Ivy Acceptance Rates Decline

Ivy Acceptance Rates Decline

K. Chan

Reese Levine, Staff Writer

Of the thousands of colleges across the globe students have to choose from when applying to colleges, eight stand out as the most distinguished, but also the toughest to get into. These colleges make up the Ivies, which stand out as some of the oldest and most academically focused in the nation.

Especially at Miramonte, with its strong academic program, some students feel an extra incentive to apply to these schools. From 2009 through 2011, there were 313 total applications to the Ivy League schools by Miramonte students.

However, some of the applications could be multiple applications by the same student.

Out of the 313 applications, only 38 were accepted by the schools. Additionally, 37 were waitlisted or deferred. This acceptance rate, of around eight percent, is approximately the same as the national acceptance rate in 2010.

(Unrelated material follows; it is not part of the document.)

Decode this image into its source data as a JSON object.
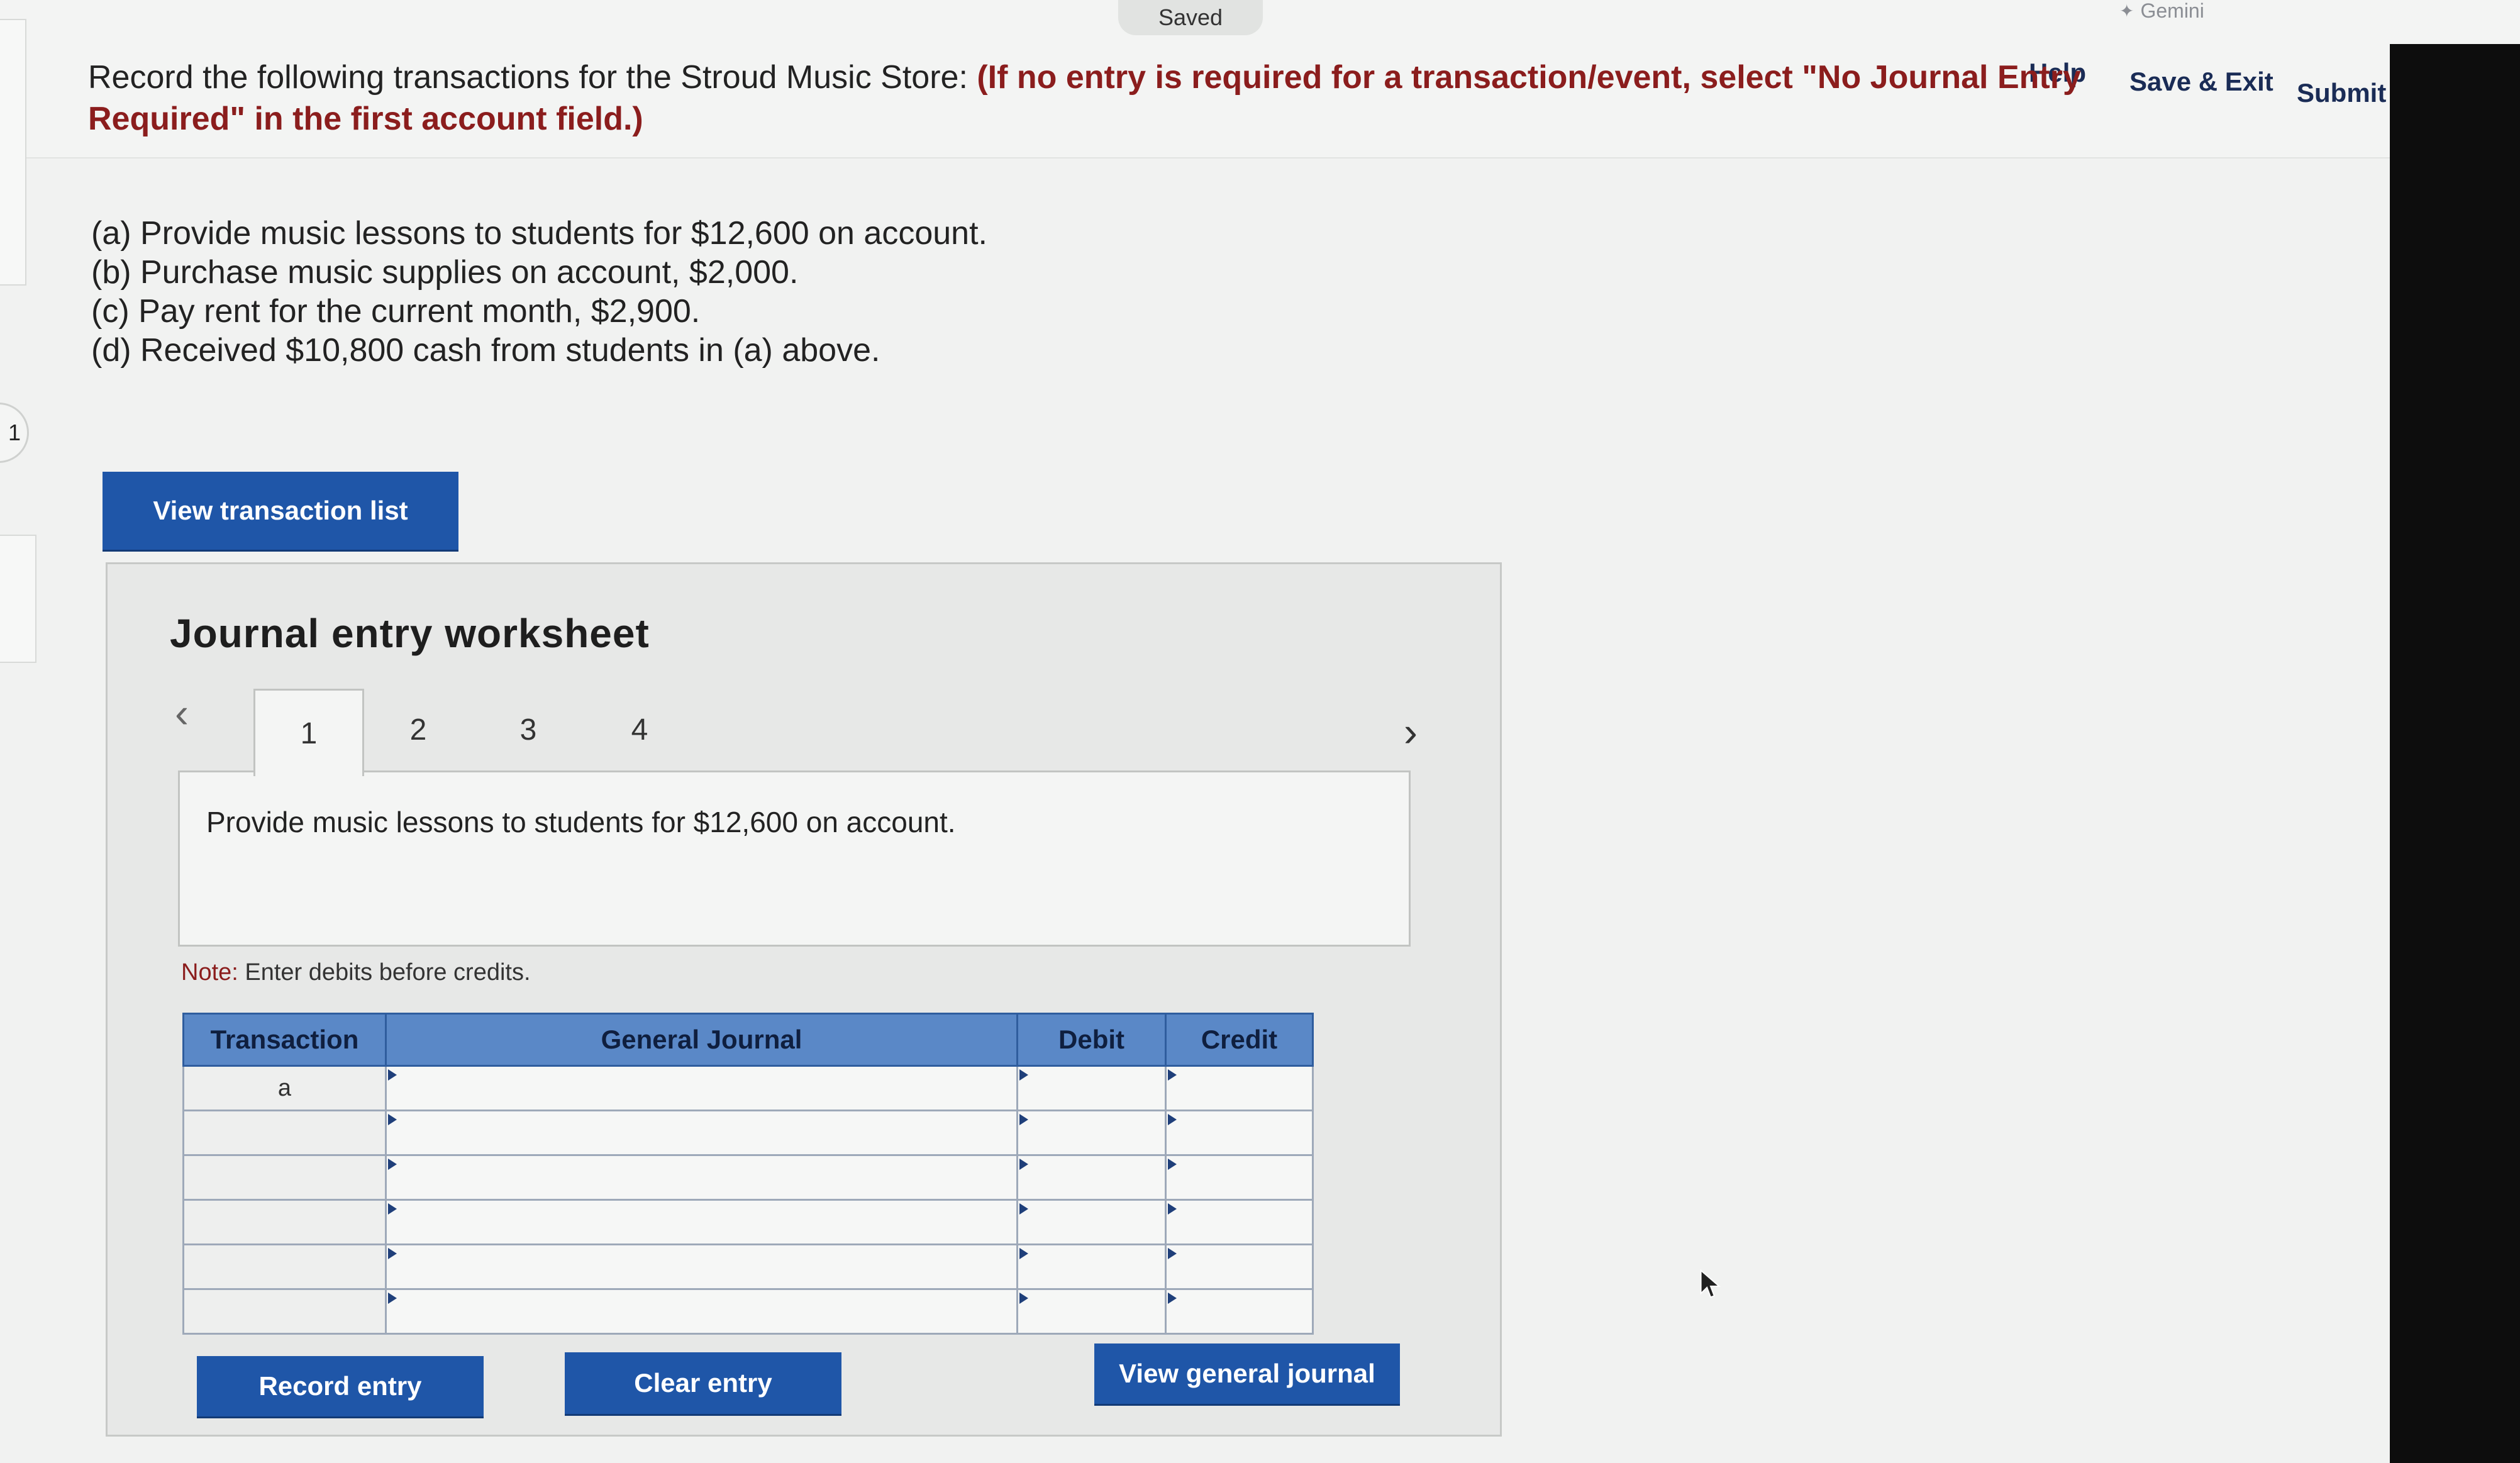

Adjusted for multiple applications by the same student, and using a 300 person class size, each year anywhere from 20 to 30 percent of the Miramonte student body apply to at least one Ivy League School. Only two percent actually end up going, which also correlates to the national average.

“We do not have quotas for specific schools and generally see at least 10,000 different high schools represented in our applicant pool,” wrote Jason Locke, Director of the Undergraduate Admissions Office at Cornell University. “The admission committees look at schools individually and consider the unique educational program within each school as we make our decisions.”

Qualifications for getting into an Ivy League school are rigorous. For most of them, over 90 percent of the students who went were in the top 10 percent of their class, and had SAT scores over 2000. The scores needed have climbed higher over the past decade as more and more students send in applications, leading to greater selectivity. This has led to some students who would have potentially gotten in 20 years ago being turned away today.

Because the Ivies do not allow scholarships for sports, they instead operate by recruiting athletes, who still have to pay to attend the school. This means that athletes who attend Ivies also have to have above average SAT scores and GPAs, so they won’t sink in the rigorous academic program.

Ivy League also have a “need-blind” admissions policy, which means they do not look at the financial situation of the applicant.

Accordingly, they offer many financial benefits to less privileged students who are accepted, and in 2011 about half of the students in the Ivies received financial aid of some sort. This number has held steady through the increase in applications.